Start of Block

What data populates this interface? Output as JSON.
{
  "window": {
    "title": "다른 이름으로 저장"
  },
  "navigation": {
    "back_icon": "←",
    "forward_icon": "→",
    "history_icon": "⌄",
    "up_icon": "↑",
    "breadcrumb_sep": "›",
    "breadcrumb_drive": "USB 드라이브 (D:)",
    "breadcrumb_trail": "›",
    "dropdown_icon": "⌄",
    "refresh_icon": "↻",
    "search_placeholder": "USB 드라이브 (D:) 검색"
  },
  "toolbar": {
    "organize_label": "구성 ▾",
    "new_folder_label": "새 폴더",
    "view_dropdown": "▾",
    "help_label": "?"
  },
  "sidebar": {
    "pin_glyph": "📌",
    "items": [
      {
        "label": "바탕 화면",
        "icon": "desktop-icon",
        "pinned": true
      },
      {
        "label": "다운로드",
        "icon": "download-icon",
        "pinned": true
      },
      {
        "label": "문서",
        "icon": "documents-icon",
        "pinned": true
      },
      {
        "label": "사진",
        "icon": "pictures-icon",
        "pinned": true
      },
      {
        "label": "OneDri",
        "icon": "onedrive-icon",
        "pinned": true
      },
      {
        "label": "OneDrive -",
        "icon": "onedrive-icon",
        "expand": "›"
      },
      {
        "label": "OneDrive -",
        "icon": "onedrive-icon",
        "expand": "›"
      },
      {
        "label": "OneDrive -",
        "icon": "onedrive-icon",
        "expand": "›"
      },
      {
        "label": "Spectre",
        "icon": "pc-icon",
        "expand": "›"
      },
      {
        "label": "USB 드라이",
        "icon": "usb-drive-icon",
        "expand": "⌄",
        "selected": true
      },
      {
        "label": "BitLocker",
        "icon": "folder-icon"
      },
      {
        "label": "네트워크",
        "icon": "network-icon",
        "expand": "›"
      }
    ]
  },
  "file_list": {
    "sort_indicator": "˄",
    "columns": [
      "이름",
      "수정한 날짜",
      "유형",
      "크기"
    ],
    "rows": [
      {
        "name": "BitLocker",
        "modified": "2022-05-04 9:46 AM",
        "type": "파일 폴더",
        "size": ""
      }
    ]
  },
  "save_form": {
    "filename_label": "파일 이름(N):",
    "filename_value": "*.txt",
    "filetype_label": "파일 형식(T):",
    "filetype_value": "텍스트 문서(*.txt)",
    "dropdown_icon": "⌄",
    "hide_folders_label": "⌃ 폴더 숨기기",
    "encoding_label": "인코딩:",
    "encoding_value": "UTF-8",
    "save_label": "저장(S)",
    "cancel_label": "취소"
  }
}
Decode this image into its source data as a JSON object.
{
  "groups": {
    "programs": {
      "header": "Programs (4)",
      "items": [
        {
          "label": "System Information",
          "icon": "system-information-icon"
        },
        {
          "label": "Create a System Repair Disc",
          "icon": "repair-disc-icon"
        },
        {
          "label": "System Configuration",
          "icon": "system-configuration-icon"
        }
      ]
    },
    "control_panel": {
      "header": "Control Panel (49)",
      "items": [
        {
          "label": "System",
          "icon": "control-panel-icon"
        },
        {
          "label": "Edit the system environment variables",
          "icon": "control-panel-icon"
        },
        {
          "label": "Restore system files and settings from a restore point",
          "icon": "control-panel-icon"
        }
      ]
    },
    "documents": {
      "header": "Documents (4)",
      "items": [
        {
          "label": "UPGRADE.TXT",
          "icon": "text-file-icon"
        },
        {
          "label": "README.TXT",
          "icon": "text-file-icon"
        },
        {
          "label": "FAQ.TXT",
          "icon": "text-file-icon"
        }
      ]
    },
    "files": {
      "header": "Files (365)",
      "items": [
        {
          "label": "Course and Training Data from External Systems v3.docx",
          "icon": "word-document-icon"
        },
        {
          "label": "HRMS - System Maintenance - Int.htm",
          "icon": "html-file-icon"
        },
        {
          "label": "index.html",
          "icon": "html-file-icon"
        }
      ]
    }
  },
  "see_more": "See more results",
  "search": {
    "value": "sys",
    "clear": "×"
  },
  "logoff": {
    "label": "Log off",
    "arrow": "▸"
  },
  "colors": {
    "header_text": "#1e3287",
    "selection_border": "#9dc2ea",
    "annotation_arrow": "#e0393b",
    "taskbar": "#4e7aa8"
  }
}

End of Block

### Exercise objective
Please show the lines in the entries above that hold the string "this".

### Answer space
What data populates this interface? Output as JSON.
Decode this image into its source data as a JSON object.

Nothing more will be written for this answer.